Students with a documented disability who wish to request academic accommodations must contact Disability Services to discuss accommodation requests and eligibility requirements. Once successfully registered, the student also must notify the course instructor that they wish to access accommodations in the course.
Please contact Disability Services, located within the Student Success Center, at Disability_services@slu.edu or 314-977-3484 to schedule an appointment. Confidentiality will be observed in all inquiries. Once approved, information about academic accommodations will be shared with course instructors via email from Disability Services and viewed within Banner via the instructor’s course roster.
Note: Students who do not have a documented disability but who think they may have one are encouraged to contact Disability Services.
Students are encouraged to take advantage of University Writing Services in the Student Success Center; getting feedback benefits writers at all skill levels. Trained writing consultants can help with writing projects, multimedia projects, and oral presentations. University Writing Services offers one-on-one consultations that address everything from brainstorming and developing ideas to crafting strong sentences and documenting sources. For more information, visit https://www.slu.edu/life-at-slu/student-success-center/ or call the Student Success Center at 314-977-3484.
Students in personal or academic distress and/or who may be specifically experiencing challenges such as securing food or difficulty navigating campus resources, and who believe this may affect their performance in the course, are encouraged to contact the Dean of Students Office (firstname.lastname@example.org or 314-977-9378) for support.
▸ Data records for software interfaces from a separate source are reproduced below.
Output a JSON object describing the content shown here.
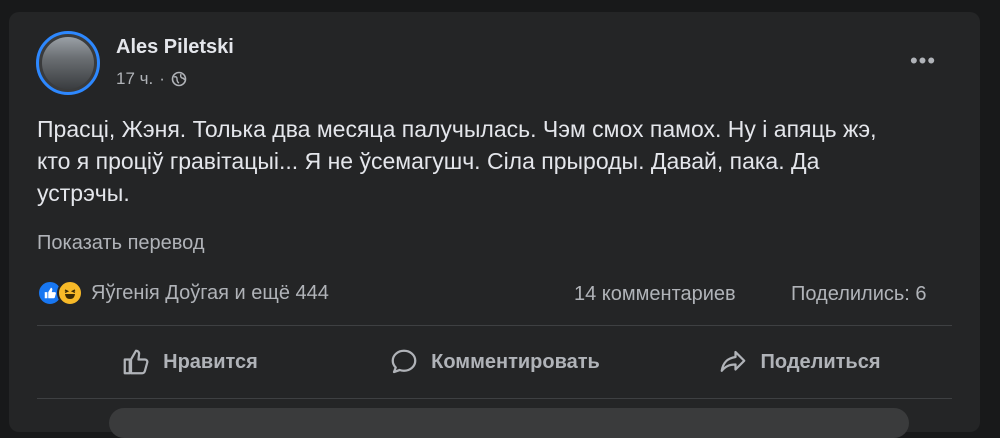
{
  "post": {
    "author": "Ales Piletski",
    "time": "17 ч.",
    "separator": "·",
    "more_label": "•••",
    "body": "Прасці, Жэня. Толька два месяца палучылась. Чэм смох памох. Ну і апяць жэ,\nкто я проціў гравітацыі... Я не ўсемагушч. Сіла прыроды. Давай, пака. Да\nустрэчы.",
    "translate_link": "Показать перевод"
  },
  "reactions": {
    "icons": [
      "like-icon",
      "haha-icon"
    ],
    "summary": "Яўгенія Доўгая и ещё 444",
    "comments": "14 комментариев",
    "shares": "Поделились: 6"
  },
  "actions": {
    "like": "Нравится",
    "comment": "Комментировать",
    "share": "Поделиться"
  },
  "colors": {
    "background": "#18191a",
    "card": "#242526",
    "primary_text": "#e4e6eb",
    "secondary_text": "#b0b3b8",
    "like_blue": "#1877f2",
    "haha_yellow": "#f7b928"
  }
}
Furthermore, please notify the instructor if you are comfortable in doing so, as this will enable them to assist you with finding the resources you may need.